It has happened before, it just happened again and it will happen in the future. It is inevitable! Some company that needs to get some press coverage or public visibility will release yet another statement on how worthless Anti-Virus is, based on its own dysfunctional test. For this “test”, they used the VirusTotal service. VirusTotal
All this is potentially frightening and inconvenient (or worse) for a home user. And if it happens in a corporate environment, it can be very, very expensive to remedy. So while some of the public comments we see in the wake of such incidents may seem over the top, “FP rage” is certainly understandable.
Security researchers work together and share information in many ways and in many contexts that aren't constrained by company boundaries, but it's unusual for security researchers working for different vendors to join forces in a company blog. However, John Leyden of The Register contacted us both when he was writing an article on the controversy following
Larry Seltzer posted an interesting item yesterday. The article on "SW Tests Show Problems With AV Detections " is based on an "Analyst's Diary" entry called "On the way to better testing." Kaspersky did something rather interesting, though a little suspect. They created 20 perfectly innocent executable files, then created fake detections for ten of them.
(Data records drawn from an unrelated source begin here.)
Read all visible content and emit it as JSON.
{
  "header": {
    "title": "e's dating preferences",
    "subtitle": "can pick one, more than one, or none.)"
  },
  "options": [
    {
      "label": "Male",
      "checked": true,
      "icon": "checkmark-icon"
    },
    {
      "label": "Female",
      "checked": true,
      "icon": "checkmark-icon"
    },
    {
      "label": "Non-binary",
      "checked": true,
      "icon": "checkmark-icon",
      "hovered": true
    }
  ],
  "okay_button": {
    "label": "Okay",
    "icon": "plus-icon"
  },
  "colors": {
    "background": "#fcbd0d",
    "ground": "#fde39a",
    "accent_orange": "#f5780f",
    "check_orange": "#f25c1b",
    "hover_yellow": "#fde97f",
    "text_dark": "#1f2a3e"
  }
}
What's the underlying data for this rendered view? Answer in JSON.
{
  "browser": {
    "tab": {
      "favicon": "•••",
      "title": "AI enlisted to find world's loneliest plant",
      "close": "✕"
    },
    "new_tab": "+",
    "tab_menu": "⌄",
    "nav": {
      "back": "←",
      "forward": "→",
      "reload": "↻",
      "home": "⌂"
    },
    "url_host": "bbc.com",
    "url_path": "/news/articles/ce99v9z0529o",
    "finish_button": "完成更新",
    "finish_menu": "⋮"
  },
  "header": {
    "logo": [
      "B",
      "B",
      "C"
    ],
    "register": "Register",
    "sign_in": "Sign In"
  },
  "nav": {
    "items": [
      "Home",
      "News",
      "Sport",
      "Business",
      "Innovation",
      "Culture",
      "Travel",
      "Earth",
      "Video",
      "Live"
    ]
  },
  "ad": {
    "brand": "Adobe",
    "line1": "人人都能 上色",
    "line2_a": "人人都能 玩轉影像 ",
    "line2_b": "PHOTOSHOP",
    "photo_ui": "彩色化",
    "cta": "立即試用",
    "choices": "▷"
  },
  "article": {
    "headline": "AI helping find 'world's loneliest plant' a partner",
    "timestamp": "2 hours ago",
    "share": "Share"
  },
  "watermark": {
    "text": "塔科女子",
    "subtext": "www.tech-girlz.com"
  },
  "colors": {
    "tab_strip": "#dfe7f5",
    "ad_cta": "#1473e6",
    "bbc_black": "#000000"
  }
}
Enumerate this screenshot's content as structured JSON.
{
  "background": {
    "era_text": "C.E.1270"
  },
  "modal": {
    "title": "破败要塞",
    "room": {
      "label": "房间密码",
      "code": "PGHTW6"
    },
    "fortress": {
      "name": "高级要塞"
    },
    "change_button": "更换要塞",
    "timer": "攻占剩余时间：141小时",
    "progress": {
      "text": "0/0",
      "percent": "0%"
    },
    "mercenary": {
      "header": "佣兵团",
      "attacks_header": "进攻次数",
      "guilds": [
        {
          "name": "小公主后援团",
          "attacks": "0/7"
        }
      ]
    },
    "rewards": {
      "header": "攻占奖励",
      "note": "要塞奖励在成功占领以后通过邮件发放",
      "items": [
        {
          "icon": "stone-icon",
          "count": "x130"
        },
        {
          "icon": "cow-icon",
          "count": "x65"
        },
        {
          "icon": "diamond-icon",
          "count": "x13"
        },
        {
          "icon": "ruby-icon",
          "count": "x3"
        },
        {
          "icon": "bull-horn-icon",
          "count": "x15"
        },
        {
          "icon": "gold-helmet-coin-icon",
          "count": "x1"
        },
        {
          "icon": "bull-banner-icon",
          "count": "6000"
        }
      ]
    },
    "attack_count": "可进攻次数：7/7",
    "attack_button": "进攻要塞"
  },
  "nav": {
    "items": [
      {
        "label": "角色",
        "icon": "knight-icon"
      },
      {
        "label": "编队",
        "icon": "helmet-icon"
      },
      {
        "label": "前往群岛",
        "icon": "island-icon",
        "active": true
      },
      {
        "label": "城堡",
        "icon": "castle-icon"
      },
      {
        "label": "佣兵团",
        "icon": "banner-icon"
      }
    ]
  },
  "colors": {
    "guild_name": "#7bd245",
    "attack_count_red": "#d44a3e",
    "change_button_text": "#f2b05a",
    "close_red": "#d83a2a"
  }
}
Sunbelt have responded to an article in Infosecurity about what I described way back in the early 90s (when putting together the alt.comp.virus FAQ) as the “thorny issue of malware naming”. Well, I’ve been banging the drum about educating users and pretty much everyone else away from the concept that malware naming is useful for quite